One of the advantages of the online sales pitch is that no physical space needs to be decorated or assigned for merchandise to be promoted and pushed. You can create the Valentine’s connection via your headings and blogging. If you have a lot of kitchen items, promote it as “A Way to a Man’s Heart.” Push the culinary items; promote how a good meal is a way to make him happy.
If you have funny, comical items—gag gifts, cute impulse buys—slug them as “Love to Laugh? Laugh and Love!”
Remember, these tips that you can use in your e-mail outreach can also be used in your brick-and-mortar shop. You can buck the trend of candles, candy, and cuff links, and add love-centric signs to your everyday merchandise.
With some gumption and ingenuity, you can make your shop a must-see spot for love and lots of commerce.
Strategies You’ll Love . . . So Will Your Customers
It’s a startling figure, but it puts it all into perspective. According to the Statistic Brain website, 53 percent of women said that they would end a relationship if they didn’t get a gift on Valentine’s Day. With such a heavy onus on the shopper and the seller, what can you do to make sure these women don’t have to break up on February 15?
Sponsor a Contest: Invite your customers—new and old—to share happy memories or photographs from past Valentine’s Days or romantic getaways. The winning entries—you choose the victor—can get a gift card to your store. Make the winning gift card $20 or $25. Hopefully, that will get them into your shop, and entice them to spend more. (It’s a great, inexpensive way to capture names, e-mail addresses, Facebook pages, or whatever means you use to run the giveaway/contest.)
A Bud for Your Buddies: Buy bouquets of flowers from your local florist, grocer, bodega, or other floral outlet.

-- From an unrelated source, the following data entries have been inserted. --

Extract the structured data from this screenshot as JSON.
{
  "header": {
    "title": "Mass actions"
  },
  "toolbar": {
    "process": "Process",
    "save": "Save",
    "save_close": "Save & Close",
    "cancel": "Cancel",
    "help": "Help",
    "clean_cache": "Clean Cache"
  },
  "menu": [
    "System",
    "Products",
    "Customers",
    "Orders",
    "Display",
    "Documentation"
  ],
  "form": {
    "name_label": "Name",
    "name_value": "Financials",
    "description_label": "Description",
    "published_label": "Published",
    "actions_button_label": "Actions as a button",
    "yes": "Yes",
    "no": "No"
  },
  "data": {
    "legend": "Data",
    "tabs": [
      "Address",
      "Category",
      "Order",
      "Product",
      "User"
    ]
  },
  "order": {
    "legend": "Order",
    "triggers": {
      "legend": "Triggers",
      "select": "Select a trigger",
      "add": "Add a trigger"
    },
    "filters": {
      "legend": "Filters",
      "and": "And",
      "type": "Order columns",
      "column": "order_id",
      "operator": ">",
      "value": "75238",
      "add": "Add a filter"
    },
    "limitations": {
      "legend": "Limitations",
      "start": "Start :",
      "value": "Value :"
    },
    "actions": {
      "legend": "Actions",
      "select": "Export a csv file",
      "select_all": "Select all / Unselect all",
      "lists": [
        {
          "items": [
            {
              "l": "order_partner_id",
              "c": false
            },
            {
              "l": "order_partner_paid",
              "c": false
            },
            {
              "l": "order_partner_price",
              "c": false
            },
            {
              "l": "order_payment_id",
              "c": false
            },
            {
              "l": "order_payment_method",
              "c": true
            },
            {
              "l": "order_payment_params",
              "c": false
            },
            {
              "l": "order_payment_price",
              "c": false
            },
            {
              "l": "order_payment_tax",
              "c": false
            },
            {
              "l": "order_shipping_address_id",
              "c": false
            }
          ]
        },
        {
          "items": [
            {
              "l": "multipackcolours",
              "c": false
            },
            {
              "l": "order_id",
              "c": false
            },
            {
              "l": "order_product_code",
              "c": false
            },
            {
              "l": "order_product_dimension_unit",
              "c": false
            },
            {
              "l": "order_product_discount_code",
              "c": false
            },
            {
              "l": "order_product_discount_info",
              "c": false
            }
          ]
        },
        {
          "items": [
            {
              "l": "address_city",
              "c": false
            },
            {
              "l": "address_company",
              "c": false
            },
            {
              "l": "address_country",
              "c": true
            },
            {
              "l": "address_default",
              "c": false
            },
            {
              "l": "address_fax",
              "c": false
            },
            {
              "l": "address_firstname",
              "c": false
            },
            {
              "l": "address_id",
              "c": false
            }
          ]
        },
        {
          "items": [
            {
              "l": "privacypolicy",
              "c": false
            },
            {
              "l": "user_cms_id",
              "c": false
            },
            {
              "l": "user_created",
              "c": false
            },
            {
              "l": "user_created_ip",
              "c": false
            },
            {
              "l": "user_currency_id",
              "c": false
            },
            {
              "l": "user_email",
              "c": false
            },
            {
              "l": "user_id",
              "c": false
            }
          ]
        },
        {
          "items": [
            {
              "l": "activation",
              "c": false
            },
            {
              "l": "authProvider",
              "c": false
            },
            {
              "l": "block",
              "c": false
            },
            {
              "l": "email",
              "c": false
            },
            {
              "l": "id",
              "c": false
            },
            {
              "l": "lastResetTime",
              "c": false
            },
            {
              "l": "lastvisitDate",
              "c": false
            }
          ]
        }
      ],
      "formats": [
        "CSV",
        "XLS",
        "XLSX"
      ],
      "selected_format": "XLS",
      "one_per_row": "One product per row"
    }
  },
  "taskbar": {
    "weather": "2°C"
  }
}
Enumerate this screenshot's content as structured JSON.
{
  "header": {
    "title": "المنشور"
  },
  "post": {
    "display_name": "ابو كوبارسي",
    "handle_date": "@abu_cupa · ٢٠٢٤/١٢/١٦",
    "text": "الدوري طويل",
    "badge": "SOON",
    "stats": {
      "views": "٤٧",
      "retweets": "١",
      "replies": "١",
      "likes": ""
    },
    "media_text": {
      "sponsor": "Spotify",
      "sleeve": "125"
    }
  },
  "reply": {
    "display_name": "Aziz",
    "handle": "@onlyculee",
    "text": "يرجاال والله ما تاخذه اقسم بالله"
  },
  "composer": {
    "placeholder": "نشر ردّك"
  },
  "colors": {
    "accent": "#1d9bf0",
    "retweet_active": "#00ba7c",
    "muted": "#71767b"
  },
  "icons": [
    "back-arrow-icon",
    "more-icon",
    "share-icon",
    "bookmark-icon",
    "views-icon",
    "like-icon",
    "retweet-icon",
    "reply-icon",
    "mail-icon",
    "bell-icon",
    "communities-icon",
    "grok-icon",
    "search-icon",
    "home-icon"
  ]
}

On February 12 to February 14, offer a free flower for every $5 spent (make sure the dollar amount is more than what you’ve spent for the flowers). So, a person buying $50 worth of goods could qualify for 10 lovely flowers to accompany his or her gifts. A person spending $25 would get 5 flowers, and so on. It’s a fun way to perk up the interest of last-minute shoppers and a way to add to your shop’s allure as a quirky, romantic hot spot.
In the Pink: Even if you don’t sell traditional Valentine’s gifts, you can still put shoppers in the mood to buy, if you drape and decorate with lots of reds, pinks, silvers, and gold. Don’t be afraid to lay it on thick. The colors will trigger the association. Use pink and red tablecloths. If you have doilies or velvet cloths to drape over stands, add those hints of elegance and romance. Colors make a statement: they can transform vases or water bottles, jewelry boxes or humidors, into a gift to consider for the holiday.
Partner with Your Neighbors. Let Valentine’s Day be the start of a beautiful relationship between you and your local businesses. Cozy up with a restaurant and share a night out with them. If a person dines at the restaurant, they get a 10% coupon for your shop or a $10 discount for your shop. Likewise, if they shop at your store, they’ll get a coupon for discounts or certain dollars off a meal at the partnering restaurant. Same with movie theaters, concert venues, and other businesses in your neck of the woods—now is the time to forge a lasting, loving relationship that can help all of you in this risky economic clime.
Stephanie Finnegan is a senior contributor at JP Media LLC. A former editor of THE CRAFTS REPORT and SMART RETAILER, she is well versed in how commerce and creativity intersect. A contributor to HANDMADE BUSINESS and SUNSHINE ARTIST, Stephanie loves to showcase how artists rise to the challenge of being enterprising and entrepreneurial in today’s competitive climate. An author of several books on collectibles and American artists, she has also written a time-travel book and a series of short stories. Stephanie can be reached at www.stephaniefinnegan.com